Prepare to Listen
Once your loved one accepts that they do have a problem, they’ll need a safe place to talk about their thoughts, feelings and experiences. Often, the secret of how to help someone with an eating disorder is just to be quiet and let them talk. Resist the urge to interrupt and focus on what they’re saying rather than trying to craft your response.
Ask questions to gain a better understanding. Show you’re listening by nodding and looking at them while they speak. Restate their words by saying things like, “It sounds like you’re saying…” or “So let me make sure I understand….”
Realize There Is No Magic Fix
As someone who doesn’t have a disordered relationship with food, the solution may seem simple. However, a person with an eating disorder can’t solve the problem just by starting or stopping a behavior. They can’t just choose to eat more to cure anorexia or not keep junk food in the house to stop binge eating.
Even if a person can manage to temporarily stop a behavior, they may act out in another way or ultimately fail at their attempts and become frustrated. Accept that your loved one has a long road to recovery and prepare yourself to travel it with them.
Recognize Your Limitations
As much as you care about your loved one, you likely can’t help them through an eating disorder on your own. Instead of focusing on solving the problem, prioritize helping them connect with mental health professionals with knowledge and training about how to help someone with bulimia and other eating disorders.
Understand that you may even need help getting the person professional care. If you’re a teenager trying to help a friend with an eating disorder, telling an adult you trust, like a parent or teacher, is a good first step. Even as an adult, you may need to enlist the help of other friends and family members to get through to your loved one.
Encourage Them to Seek Help
Ultimately, the best way to help someone with an eating disorder is to get them to seek treatment. Often, a combination of treatments that include counseling, medications, nutritional interventions and other therapies is necessary to overcome eating disorders. Offer to help your loved one research treatment programs, and reassure them that you’ll be by their side every step of the way.
Where to Turn for Help for Someone With an Eating Disorder

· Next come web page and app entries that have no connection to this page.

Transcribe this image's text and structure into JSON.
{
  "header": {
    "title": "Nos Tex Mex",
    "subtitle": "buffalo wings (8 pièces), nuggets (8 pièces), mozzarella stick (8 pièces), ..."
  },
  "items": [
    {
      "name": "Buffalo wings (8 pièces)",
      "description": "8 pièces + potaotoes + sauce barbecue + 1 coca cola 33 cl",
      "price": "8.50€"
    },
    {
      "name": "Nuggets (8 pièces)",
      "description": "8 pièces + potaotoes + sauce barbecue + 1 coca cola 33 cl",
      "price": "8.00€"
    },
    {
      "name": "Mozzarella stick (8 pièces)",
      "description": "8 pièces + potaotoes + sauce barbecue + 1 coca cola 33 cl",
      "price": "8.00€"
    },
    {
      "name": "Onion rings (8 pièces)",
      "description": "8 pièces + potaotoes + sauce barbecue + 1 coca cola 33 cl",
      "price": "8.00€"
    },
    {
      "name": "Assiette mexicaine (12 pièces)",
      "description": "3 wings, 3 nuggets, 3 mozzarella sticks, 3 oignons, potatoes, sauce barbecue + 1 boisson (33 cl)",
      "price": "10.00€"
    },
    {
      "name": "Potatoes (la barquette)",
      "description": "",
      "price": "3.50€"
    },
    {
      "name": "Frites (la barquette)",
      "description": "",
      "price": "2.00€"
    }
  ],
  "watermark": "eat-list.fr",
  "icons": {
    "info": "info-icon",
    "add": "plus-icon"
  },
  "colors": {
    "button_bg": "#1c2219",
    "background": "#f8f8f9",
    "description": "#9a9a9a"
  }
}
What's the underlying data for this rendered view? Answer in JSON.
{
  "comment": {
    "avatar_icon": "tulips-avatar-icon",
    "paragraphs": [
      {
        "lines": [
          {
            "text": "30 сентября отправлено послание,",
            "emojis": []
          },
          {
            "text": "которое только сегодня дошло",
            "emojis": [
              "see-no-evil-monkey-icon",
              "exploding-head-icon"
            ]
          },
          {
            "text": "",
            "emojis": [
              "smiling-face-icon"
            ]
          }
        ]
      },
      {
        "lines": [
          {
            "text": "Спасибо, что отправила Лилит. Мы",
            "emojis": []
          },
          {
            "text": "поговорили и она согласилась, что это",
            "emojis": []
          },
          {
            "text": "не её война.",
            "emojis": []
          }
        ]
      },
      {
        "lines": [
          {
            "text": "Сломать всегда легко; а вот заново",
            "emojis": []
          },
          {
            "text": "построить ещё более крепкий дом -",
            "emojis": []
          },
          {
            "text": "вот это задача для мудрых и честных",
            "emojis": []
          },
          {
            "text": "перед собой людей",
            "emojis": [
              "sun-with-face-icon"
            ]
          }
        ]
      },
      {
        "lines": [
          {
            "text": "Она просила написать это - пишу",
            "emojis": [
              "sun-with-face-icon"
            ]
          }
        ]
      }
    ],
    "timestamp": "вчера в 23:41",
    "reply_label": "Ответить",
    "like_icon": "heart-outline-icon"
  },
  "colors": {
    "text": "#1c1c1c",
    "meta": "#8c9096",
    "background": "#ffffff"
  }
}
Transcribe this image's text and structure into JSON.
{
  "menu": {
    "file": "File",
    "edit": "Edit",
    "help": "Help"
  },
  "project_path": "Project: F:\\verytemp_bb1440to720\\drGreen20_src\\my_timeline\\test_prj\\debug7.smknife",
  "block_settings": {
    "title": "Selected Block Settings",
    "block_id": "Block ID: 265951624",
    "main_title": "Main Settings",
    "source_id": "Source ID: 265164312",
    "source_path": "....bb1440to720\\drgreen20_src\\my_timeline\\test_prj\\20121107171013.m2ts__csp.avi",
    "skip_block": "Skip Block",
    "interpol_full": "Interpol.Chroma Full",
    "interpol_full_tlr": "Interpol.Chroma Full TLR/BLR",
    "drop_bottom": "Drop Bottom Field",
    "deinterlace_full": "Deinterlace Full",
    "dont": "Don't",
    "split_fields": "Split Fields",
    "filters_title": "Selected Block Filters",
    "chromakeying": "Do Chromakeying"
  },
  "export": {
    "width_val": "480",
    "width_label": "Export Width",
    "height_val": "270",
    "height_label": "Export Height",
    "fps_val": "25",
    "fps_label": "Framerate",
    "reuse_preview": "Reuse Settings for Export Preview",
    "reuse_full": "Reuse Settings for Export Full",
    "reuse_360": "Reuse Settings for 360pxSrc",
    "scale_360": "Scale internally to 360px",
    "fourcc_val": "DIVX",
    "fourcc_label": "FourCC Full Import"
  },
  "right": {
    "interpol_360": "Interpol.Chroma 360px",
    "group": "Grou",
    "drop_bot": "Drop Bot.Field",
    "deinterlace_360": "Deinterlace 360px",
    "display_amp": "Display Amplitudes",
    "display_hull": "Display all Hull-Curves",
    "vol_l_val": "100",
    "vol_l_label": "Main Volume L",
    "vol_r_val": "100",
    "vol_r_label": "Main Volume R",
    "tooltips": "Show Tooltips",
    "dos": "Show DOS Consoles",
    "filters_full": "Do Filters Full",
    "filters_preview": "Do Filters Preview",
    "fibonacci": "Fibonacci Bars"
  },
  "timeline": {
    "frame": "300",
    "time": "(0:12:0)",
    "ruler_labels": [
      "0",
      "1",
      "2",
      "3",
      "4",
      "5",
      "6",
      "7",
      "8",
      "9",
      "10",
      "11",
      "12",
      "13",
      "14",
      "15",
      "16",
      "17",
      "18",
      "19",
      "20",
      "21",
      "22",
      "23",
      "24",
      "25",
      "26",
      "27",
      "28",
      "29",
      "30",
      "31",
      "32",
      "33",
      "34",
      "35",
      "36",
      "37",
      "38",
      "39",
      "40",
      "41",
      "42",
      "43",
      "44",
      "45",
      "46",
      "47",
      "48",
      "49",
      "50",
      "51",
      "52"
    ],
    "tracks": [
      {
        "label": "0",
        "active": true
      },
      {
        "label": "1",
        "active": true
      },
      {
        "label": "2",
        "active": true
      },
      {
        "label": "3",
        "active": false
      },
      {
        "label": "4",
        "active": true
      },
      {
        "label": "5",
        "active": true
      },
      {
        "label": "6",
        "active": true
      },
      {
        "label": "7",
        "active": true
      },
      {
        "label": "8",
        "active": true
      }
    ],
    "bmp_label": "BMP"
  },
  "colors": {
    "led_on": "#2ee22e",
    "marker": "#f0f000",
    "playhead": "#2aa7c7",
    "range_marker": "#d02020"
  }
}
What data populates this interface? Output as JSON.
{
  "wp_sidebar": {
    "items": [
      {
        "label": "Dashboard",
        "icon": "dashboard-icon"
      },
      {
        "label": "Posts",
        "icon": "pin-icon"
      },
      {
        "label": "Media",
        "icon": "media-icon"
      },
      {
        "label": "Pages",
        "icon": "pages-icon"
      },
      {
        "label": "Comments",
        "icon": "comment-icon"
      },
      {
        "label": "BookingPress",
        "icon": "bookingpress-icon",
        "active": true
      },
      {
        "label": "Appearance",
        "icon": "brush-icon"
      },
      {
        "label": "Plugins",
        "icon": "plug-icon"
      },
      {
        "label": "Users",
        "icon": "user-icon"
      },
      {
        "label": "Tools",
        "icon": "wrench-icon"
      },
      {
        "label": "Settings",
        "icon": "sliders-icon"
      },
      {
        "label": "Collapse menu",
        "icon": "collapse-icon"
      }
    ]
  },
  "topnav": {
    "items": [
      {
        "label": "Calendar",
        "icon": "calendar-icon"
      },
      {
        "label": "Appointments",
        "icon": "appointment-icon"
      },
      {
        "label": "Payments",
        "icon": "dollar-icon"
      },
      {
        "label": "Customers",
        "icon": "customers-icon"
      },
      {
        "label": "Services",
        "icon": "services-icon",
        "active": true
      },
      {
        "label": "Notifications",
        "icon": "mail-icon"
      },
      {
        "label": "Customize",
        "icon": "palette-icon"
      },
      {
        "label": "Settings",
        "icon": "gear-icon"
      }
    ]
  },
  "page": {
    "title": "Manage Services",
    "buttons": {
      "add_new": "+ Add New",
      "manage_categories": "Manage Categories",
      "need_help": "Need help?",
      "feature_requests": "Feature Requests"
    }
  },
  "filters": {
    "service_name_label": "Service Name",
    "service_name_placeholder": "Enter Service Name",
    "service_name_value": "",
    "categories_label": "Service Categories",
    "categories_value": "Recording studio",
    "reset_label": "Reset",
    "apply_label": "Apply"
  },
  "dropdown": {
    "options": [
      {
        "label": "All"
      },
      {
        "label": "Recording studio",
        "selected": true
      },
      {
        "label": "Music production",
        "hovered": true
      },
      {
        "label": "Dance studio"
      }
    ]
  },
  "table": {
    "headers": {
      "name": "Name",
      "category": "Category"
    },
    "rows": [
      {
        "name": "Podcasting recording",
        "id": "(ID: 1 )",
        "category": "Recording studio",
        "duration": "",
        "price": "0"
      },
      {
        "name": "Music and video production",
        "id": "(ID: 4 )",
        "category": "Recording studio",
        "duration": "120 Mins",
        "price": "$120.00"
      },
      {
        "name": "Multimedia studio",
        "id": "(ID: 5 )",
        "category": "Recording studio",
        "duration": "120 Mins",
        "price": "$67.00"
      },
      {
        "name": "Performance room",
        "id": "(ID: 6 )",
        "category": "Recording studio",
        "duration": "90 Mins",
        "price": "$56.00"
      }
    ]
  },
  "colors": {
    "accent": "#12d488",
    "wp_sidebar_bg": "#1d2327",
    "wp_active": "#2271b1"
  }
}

If a friend or family member is struggling with an eating disorder, you don’t have to help them face the problem alone. An experienced team of medical and mental health professionals who know how to help with eating disorders is ready to assist you and your loved one. Contact us today to learn more about programs for eating disorders and get them started on the road to recovery.